HOW TO COMPLETE THIS TASK: Go through the records that follow and tally the lines with "Strong" in them; answer with the number alone.

Dataset rows for apps and sites:
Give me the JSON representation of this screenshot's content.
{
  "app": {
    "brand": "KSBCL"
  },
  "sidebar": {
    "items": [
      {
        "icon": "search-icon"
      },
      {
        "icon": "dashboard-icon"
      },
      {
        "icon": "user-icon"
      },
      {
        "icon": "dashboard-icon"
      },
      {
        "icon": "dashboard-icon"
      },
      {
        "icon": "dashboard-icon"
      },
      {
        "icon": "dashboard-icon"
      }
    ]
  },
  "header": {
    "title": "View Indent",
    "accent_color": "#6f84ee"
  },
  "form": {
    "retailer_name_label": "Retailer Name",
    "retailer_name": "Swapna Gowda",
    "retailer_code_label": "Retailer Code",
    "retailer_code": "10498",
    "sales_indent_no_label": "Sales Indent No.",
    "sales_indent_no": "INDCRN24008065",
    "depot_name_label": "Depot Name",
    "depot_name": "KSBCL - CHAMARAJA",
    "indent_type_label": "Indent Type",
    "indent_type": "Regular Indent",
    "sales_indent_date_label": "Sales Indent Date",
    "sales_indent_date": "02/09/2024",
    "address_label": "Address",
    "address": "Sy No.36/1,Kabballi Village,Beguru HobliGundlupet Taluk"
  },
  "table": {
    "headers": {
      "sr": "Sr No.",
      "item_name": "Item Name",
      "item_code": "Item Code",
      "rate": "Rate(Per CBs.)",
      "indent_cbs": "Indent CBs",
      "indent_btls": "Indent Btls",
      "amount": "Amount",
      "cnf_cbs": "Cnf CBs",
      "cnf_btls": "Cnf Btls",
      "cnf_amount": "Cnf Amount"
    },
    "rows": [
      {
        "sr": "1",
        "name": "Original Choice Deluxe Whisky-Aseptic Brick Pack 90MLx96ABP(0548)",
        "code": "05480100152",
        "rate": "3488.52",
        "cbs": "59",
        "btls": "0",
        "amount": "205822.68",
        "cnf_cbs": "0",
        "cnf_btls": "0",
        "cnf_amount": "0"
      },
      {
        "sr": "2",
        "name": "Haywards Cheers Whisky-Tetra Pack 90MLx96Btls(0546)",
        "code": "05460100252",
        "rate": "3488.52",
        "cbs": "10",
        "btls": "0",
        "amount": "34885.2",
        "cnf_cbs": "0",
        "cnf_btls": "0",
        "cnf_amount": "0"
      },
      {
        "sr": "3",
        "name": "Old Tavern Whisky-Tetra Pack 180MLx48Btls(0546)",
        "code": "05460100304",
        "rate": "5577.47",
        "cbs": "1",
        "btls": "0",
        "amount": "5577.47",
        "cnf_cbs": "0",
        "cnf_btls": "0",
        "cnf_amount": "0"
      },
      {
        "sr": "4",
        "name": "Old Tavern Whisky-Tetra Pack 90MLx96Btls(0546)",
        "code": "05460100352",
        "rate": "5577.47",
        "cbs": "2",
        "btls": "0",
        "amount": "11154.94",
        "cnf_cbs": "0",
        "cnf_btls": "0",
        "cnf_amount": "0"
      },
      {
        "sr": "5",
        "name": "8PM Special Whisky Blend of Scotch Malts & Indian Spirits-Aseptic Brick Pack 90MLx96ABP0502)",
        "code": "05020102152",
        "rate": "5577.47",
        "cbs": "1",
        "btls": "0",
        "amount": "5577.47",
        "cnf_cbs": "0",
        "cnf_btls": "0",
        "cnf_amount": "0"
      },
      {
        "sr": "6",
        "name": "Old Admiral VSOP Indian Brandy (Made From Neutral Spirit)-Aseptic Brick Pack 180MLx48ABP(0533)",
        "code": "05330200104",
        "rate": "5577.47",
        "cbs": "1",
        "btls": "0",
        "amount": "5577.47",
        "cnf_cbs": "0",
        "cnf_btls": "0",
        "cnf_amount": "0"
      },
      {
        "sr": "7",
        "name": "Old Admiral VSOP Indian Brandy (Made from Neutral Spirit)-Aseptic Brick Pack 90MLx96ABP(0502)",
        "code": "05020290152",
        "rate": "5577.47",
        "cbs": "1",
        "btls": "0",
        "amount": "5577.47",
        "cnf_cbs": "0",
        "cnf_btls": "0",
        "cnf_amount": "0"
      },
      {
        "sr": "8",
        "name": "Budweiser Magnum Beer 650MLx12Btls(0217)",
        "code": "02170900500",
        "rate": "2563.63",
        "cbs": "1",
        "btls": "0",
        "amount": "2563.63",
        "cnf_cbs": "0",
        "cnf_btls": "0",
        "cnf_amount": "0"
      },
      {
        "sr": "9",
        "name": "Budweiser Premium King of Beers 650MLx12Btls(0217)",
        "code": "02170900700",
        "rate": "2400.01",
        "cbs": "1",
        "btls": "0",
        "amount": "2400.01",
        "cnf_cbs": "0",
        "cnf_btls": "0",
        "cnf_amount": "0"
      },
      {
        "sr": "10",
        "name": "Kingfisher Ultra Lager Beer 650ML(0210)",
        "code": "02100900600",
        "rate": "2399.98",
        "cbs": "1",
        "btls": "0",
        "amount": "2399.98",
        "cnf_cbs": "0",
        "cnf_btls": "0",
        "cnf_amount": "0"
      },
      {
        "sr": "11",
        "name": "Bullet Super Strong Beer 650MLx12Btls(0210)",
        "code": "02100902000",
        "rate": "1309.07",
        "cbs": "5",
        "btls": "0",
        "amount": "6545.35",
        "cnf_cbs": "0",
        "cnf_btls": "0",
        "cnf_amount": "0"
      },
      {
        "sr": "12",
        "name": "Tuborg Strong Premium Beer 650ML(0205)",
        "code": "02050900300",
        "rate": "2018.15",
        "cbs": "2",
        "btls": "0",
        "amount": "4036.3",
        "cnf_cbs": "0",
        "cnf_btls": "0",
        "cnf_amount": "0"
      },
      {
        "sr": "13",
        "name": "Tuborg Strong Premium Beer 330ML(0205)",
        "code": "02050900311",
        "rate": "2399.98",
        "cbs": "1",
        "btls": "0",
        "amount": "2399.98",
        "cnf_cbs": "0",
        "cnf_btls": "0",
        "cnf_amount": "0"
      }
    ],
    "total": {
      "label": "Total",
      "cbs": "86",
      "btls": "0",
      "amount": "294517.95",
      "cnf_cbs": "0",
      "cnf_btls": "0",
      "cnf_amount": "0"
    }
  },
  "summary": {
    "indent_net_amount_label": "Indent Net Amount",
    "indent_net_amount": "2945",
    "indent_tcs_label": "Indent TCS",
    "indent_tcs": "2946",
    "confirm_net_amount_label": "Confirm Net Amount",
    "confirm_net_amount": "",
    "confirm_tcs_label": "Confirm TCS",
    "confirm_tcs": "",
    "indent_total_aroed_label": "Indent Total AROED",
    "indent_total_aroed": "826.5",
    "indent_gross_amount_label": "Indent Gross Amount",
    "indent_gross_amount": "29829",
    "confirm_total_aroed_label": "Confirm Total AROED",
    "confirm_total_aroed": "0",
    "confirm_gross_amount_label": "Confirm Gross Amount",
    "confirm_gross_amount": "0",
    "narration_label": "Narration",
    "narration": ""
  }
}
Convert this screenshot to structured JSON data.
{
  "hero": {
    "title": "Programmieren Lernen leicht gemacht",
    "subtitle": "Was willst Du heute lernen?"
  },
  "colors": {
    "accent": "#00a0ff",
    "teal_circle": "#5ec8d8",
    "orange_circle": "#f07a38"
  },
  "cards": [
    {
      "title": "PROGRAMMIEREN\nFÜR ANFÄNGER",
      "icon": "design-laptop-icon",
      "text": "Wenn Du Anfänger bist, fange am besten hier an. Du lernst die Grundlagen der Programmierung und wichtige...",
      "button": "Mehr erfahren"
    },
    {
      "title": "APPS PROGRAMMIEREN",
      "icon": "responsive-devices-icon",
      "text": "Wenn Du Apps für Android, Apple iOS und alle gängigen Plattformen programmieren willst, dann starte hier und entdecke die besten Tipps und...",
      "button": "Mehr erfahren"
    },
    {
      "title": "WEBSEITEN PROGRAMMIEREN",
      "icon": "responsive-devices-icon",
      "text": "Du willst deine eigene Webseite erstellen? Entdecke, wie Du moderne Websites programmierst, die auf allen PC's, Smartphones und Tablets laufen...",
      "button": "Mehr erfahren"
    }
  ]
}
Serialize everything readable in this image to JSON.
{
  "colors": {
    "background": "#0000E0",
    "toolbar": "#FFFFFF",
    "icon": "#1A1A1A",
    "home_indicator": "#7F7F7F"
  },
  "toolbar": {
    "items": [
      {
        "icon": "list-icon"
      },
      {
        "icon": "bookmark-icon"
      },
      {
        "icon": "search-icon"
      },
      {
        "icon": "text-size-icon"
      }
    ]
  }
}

OUTPUT FOR THIS EXERCISE: 3